Two kinds of china were made at Madeley and a third kind was decorated there. There was a soft paste china that was very like the porcelain of Nantgarw, Swansea and the earlier Sevres; there was a china whose body was somewhat harder and this was produced in a more essentially commercial manner; and there was French chinaware imported in the white, or bearing only slight decorations that could be removed with acid, and of this large quantities were decorated.
In I840 Randall, having acquired a comfortable fortune and being well advanced in years, retired from business and the Madeley factory was closed.
THE BODY. The china dealers considered the Madeley body the nearest approximation to the old Sevres soft paste ever made. It was just as translucent as the finest Nantgarw porcelain, but more creamy in tone and, therefore, possessed of the mellow quality characteristic of the best old Sevres. The Nantgarw was often like snow in the whiteness of its tone; the Madeley paste was more like cream or rich milk. The harder paste had much the same appearance.
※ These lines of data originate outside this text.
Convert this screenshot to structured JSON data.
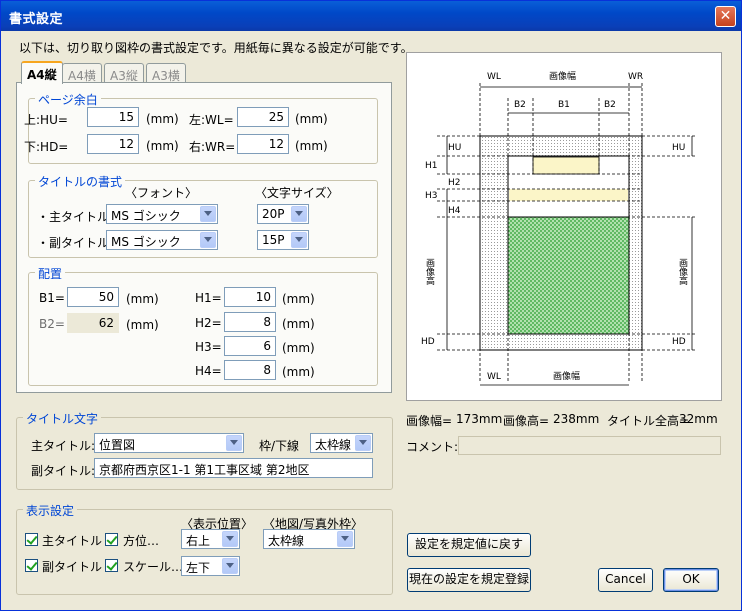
{
  "window": {
    "title": "書式設定",
    "close_glyph": "✕"
  },
  "intro_text": "以下は、切り取り図枠の書式設定です。用紙毎に異なる設定が可能です。",
  "tabs": [
    "A4縦",
    "A4横",
    "A3縦",
    "A3横"
  ],
  "page_margin": {
    "title": "ページ余白",
    "top_label": "上:HU=",
    "top_value": "15",
    "bottom_label": "下:HD=",
    "bottom_value": "12",
    "left_label": "左:WL=",
    "left_value": "25",
    "right_label": "右:WR=",
    "right_value": "12",
    "unit": "(mm)"
  },
  "title_format": {
    "title": "タイトルの書式",
    "font_header": "〈フォント〉",
    "size_header": "〈文字サイズ〉",
    "main_label": "・主タイトル:",
    "main_font": "MS ゴシック",
    "main_size": "20P",
    "sub_label": "・副タイトル:",
    "sub_font": "MS ゴシック",
    "sub_size": "15P"
  },
  "layout": {
    "title": "配置",
    "b1_label": "B1=",
    "b1_value": "50",
    "b2_label": "B2=",
    "b2_value": "62",
    "h1_label": "H1=",
    "h1_value": "10",
    "h2_label": "H2=",
    "h2_value": "8",
    "h3_label": "H3=",
    "h3_value": "6",
    "h4_label": "H4=",
    "h4_value": "8",
    "unit": "(mm)"
  },
  "title_text": {
    "title": "タイトル文字",
    "main_label": "主タイトル:",
    "main_value": "位置図",
    "frame_label": "枠/下線",
    "frame_value": "太枠線",
    "sub_label": "副タイトル:",
    "sub_value": "京都府西京区1-1 第1工事区域 第2地区"
  },
  "display": {
    "title": "表示設定",
    "position_header": "〈表示位置〉",
    "frame_header": "〈地図/写真外枠〉",
    "main_title_label": "主タイトル",
    "main_title_checked": true,
    "sub_title_label": "副タイトル",
    "sub_title_checked": true,
    "compass_label": "方位…",
    "compass_checked": true,
    "compass_position": "右上",
    "scale_label": "スケール…",
    "scale_checked": true,
    "scale_position": "左下",
    "frame_value": "太枠線"
  },
  "diagram": {
    "wl": "WL",
    "wr": "WR",
    "image_width": "画像幅",
    "image_height": "画像高",
    "b1": "B1",
    "b2": "B2",
    "hu": "HU",
    "hd": "HD",
    "h1": "H1",
    "h2": "H2",
    "h3": "H3",
    "h4": "H4"
  },
  "summary": {
    "width_label": "画像幅=",
    "width_value": "173mm",
    "height_label": "画像高=",
    "height_value": "238mm",
    "title_height_label": "タイトル全高=",
    "title_height_value": "32mm",
    "comment_label": "コメント:",
    "comment_value": ""
  },
  "buttons": {
    "reset": "設定を規定値に戻す",
    "register": "現在の設定を規定登録",
    "cancel": "Cancel",
    "ok": "OK"
  },
  "colors": {
    "titlebar": "#0048c8",
    "group_title": "#0046d5",
    "title_band": "#fbf5c8",
    "map_hatch": "#4caf50"
  }
}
There was no bone-ash used in the composition.
THE GLAZE. The glaze had the same general resemblance to the old French glaze as the body had to the Sevres paste.
ARTICLES MADE AND CONTOUR. The articles chiefly made at the Madeley works were tea services, sweetmeat dishes, cake trays, wine coolers, candlesticks, spill vases, cabinet cups and covers, dishes, plates and general tableware and decorative accessories. Besides, there were occasional plaques for furniture inlay and a few statuettes and figures. The contours were both those characteristic of the period and those typical of Sevres and the other Parisian factories in the latter portion of the eighteenth century.
TYPES OF DECORATION. At Madeley the most capable decorators were employed and nearly all the decoration was distinctly in the French eighteenth century manner, especially in the particulars more or less typical of Sevres. This following of French fashions was so much the case that not a little of the Madeley china was habitually sold by the dealers at high prices as old Sevres, and some of them were exceedingly annoyed at "the old Quaker," as they called Randall, because he would not forge the Sevres marks. On both varieties of paste produced at Madeley the decorations included flowers, fruit, birds, amorini, delicately executed landscapes and pastoral scenes after the fashion of Watteau and the painters of his school, along with Rococo scrolls and other incidents of embellishment. The gilding was good and was often of an elaborate character. A number of good ground colors were used, the most successful of which were rose Pompadour, turquoise blue, apple-green, and pink.
THE MARKS. Neither kind of Madeley paste shows any marks. This absence of marks made it very easy for dealers when they wished to do so-as it seems a number of them did-to forge marks. Whatever marks were on the French china decorated at Madeley were allowed to remain.